21 September 2010
New York, New York
CHECK AGAINST DELIVERY
Thank you very much. Co-chairs, Mr. Secretary-General, Excellencies, Ladies and Gentlemen, The Millennium Development Goals set benchmarks that enable us to measure our collective progress towards building a better future for those most in need. They eloquently express a conviction that nations must act together for the good of all. Written goals are a good start, but it is our actions that really matter.
When we speak of the Millennium Development Goals, it will be critical that our words here today ultimately translate into simple realities like food on the table, improved health and a better life for children around the world. Together, we must keep our promises and work towards practical, durable solutions.
At this Summit, our discussions should be less about new agreements than accountability for existing ones. Less about lofty promises than real results. Less about narrow self-interest in sovereignty’s name, than an expanded view of mutual-interest in which there is room for all to grow and prosper.
As we move forward, we must also develop and sustain this shared sense of responsibility. And we must demonstrate that responsibility by being accountable. Canada has a clear, open and transparent record. And we are proud of what
we have accomplished.
After last year’s G8 Summit, we doubled support for agriculture development.
We now have a comprehensive food strategy that commits us to concrete action. We’ve untied the strings that used to be attached to food aid. We doubled international assistance. We’ve doubled aid to Africa. And we have forgiven more than $1 billion in debt owed by the poorest countries in the world.
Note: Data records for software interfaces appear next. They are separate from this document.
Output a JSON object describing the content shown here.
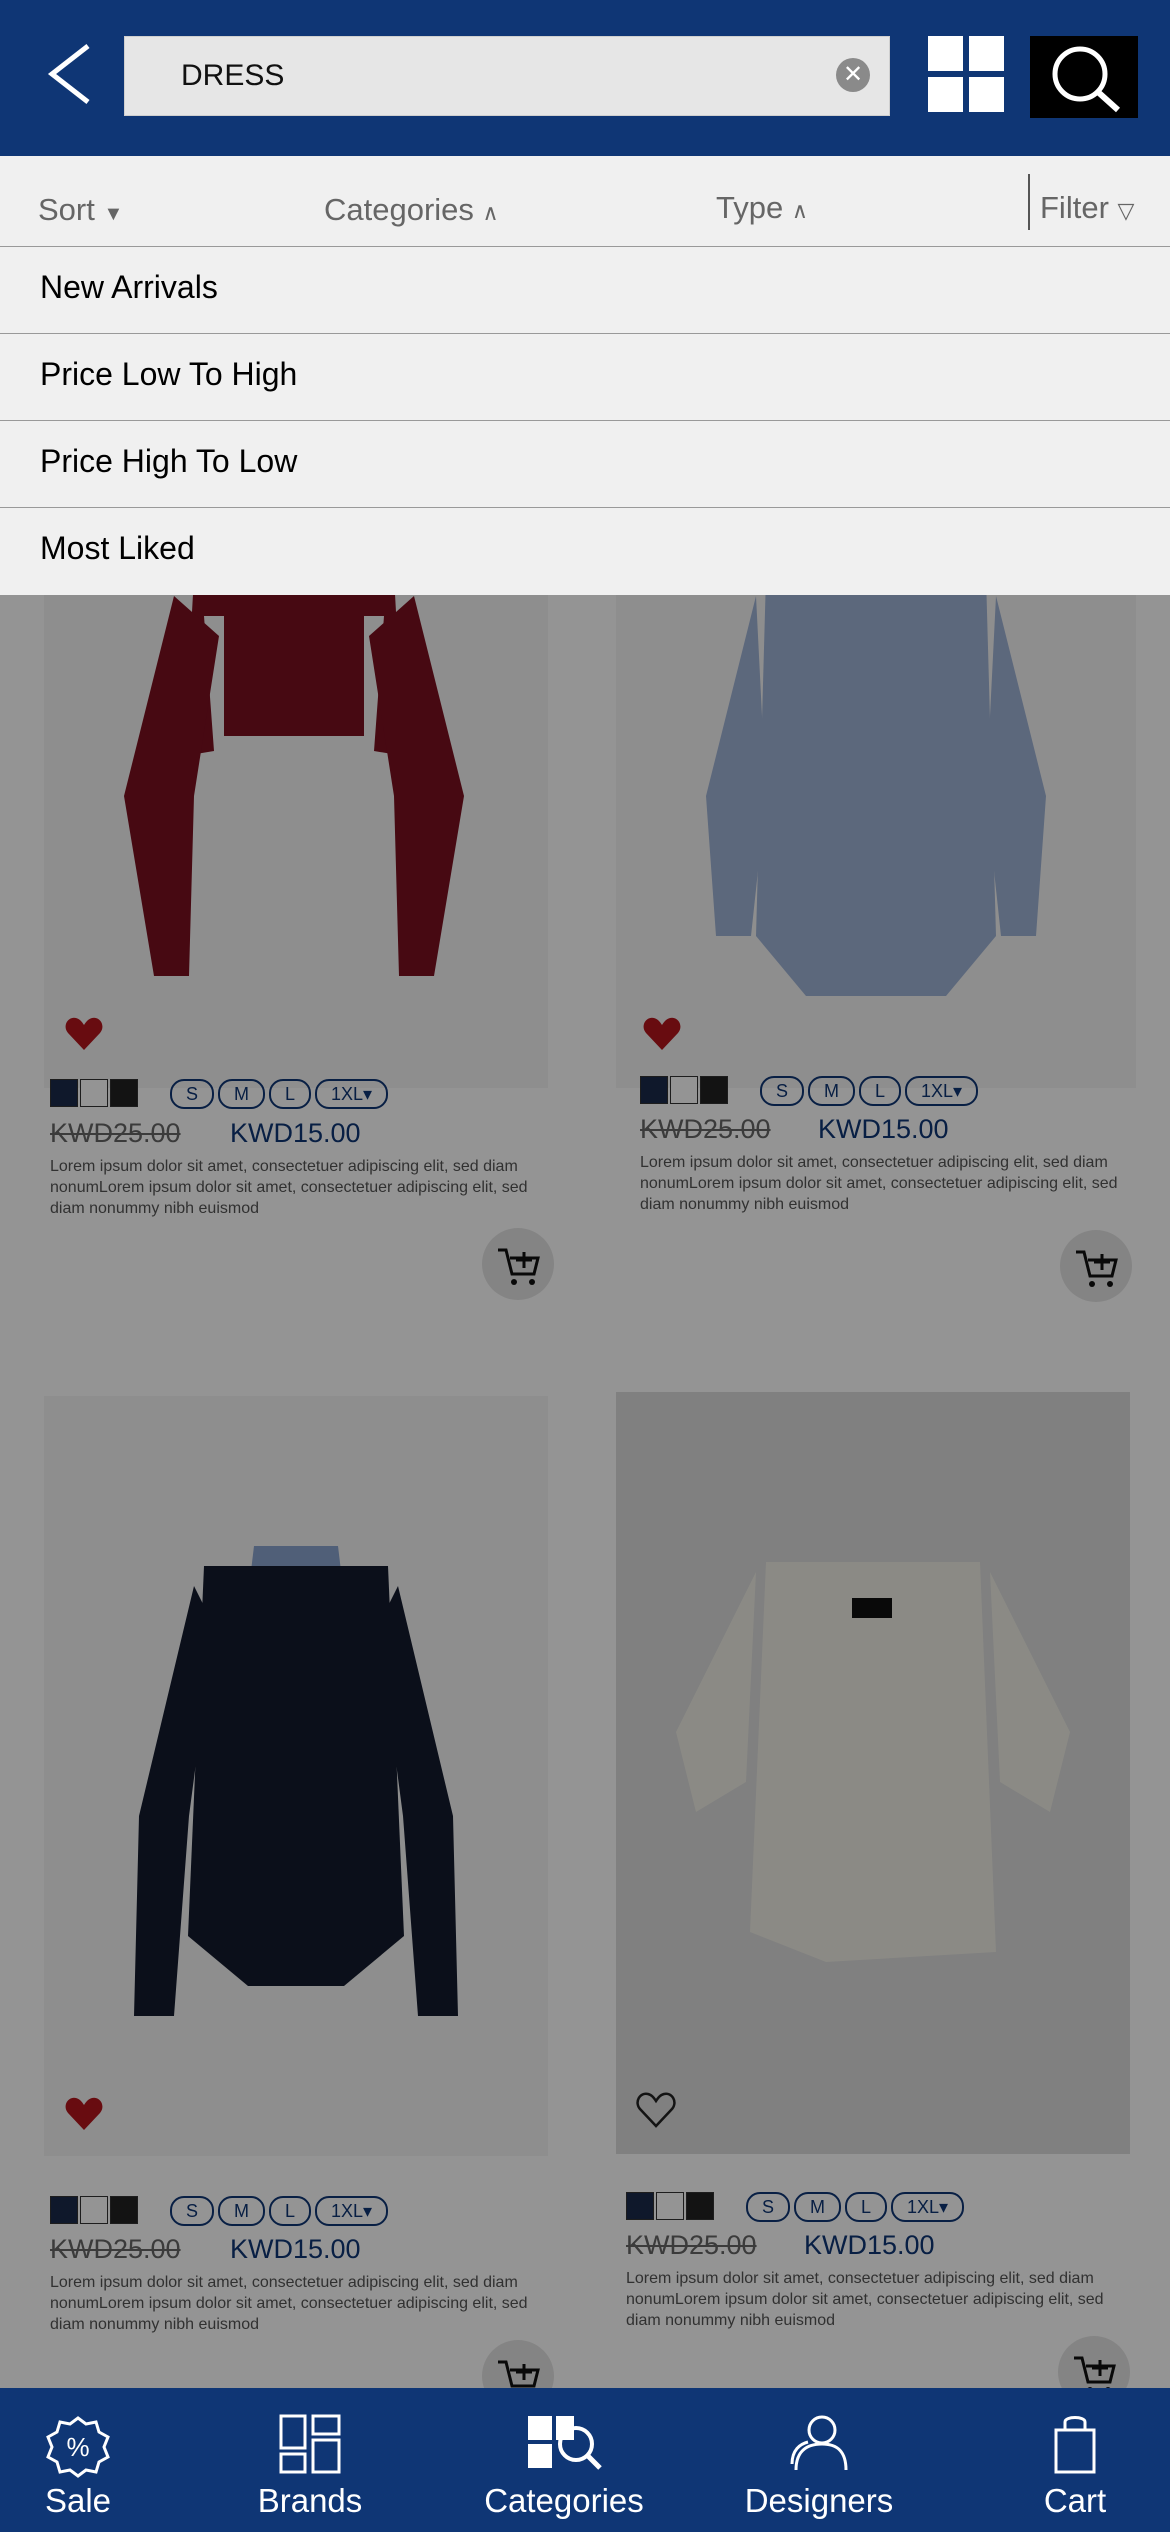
{
  "header": {
    "search_value": "DRESS",
    "icons": [
      "back-arrow-icon",
      "clear-icon",
      "grid-view-icon",
      "search-icon"
    ]
  },
  "sortbar": {
    "sort": "Sort",
    "categories": "Categories",
    "type": "Type",
    "filter": "Filter"
  },
  "sort_menu": {
    "items": [
      {
        "label": "New Arrivals"
      },
      {
        "label": "Price Low To High"
      },
      {
        "label": "Price High To Low"
      },
      {
        "label": "Most Liked"
      }
    ]
  },
  "products": [
    {
      "old_price": "KWD25.00",
      "new_price": "KWD15.00",
      "liked": true,
      "sizes": [
        "S",
        "M",
        "L",
        "1XL"
      ],
      "description": "Lorem ipsum dolor sit amet, consectetuer adipiscing elit, sed diam nonumLorem ipsum dolor sit amet, consectetuer adipiscing elit, sed diam nonummy nibh euismod"
    },
    {
      "old_price": "KWD25.00",
      "new_price": "KWD15.00",
      "liked": true,
      "sizes": [
        "S",
        "M",
        "L",
        "1XL"
      ],
      "description": "Lorem ipsum dolor sit amet, consectetuer adipiscing elit, sed diam nonumLorem ipsum dolor sit amet, consectetuer adipiscing elit, sed diam nonummy nibh euismod"
    },
    {
      "old_price": "KWD25.00",
      "new_price": "KWD15.00",
      "liked": true,
      "sizes": [
        "S",
        "M",
        "L",
        "1XL"
      ],
      "description": "Lorem ipsum dolor sit amet, consectetuer adipiscing elit, sed diam nonumLorem ipsum dolor sit amet, consectetuer adipiscing elit, sed diam nonummy nibh euismod"
    },
    {
      "old_price": "KWD25.00",
      "new_price": "KWD15.00",
      "liked": false,
      "sizes": [
        "S",
        "M",
        "L",
        "1XL"
      ],
      "description": "Lorem ipsum dolor sit amet, consectetuer adipiscing elit, sed diam nonumLorem ipsum dolor sit amet, consectetuer adipiscing elit, sed diam nonummy nibh euismod"
    }
  ],
  "swatch_colors": [
    "#1b2a4a",
    "#ffffff",
    "#222222"
  ],
  "colors": {
    "brand": "#0f3675",
    "heart": "#b3161c"
  },
  "bottom_nav": [
    {
      "label": "Sale",
      "icon": "sale-badge-icon"
    },
    {
      "label": "Brands",
      "icon": "brands-icon"
    },
    {
      "label": "Categories",
      "icon": "categories-icon"
    },
    {
      "label": "Designers",
      "icon": "designers-icon"
    },
    {
      "label": "Cart",
      "icon": "cart-icon"
    }
  ]
}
Most important, we have established clear priorities for aid. We are focussing on three priorities: food security, children and youth, and economic development, so that we can ensure our aid dollars are used more efficiently. In turn, that means a more focussed and effective effort in reaching the Millennium Development Goals.
As host of this year’s G-8 Summit, Canada introduced a new tool to measure aid effectiveness. For the first time, an aid accountability report was presented to G-8 leaders. Leaders agreed to this, because we all know it’s not enough for nations to make promises. We must get results. We must all be held accountable. And people in the developing world must see that we deliver on our word.
Ten years after the Millennium Development Goals were written, much remains to be done. Especially when it comes to reducing child mortality and improving maternal health. Goals number four and five, to be exact. It is a sad reality that each year hundreds of thousands of mothers die in pregnancy and nearly nine million children die before their fifth birthday. It does not have to be this way.
Progress is possible. But only if we are all willing to take collective action. At this year’s G-8 Summit, together, leaders agreed to enact the Muskoka Initiative for Maternal, Newborn and Child Health. We are mobilizing support from G-8 and non-G-8 leaders, key donors and private foundations. Together, it is anticipated that we will mobilize more than $10 billion over five years.
The Muskoka Initiative will save millions of lives and make a significant,
tangible difference to the world’s most vulnerable people. And to make that real difference in the lives of vulnerable people has been the purpose of the Muskoka Initiative.
Accountability for results will be an integral part of the plan.
Our rigorous accountability framework will make it possible to measure progress, monitor results and ensure that funds intended for aid really contribute to a reduction in the mortality of mothers and children on a lasting basis. By working together, and tracking our results, we really can save millions of lives.
To that end, I am further pleased to announce that Canada will continue to contribute to the struggle against some of the world’s great killer diseases. We will be increasing our replenishment of the UN Global Fund to Fight AIDS, Tuberculosis and Malaria, for the years 2011 to 2013.
In closing, we donor nations must deliver on our commitments. As we work toward
the Millennium Development Goals, we must be focussed, we must be pragmatic, and above all, we must be accountable. If we stay the course, then, and only then,
will we see results, measurable improvements like better nutrition, healthier children and longer lives.
Thank you very much.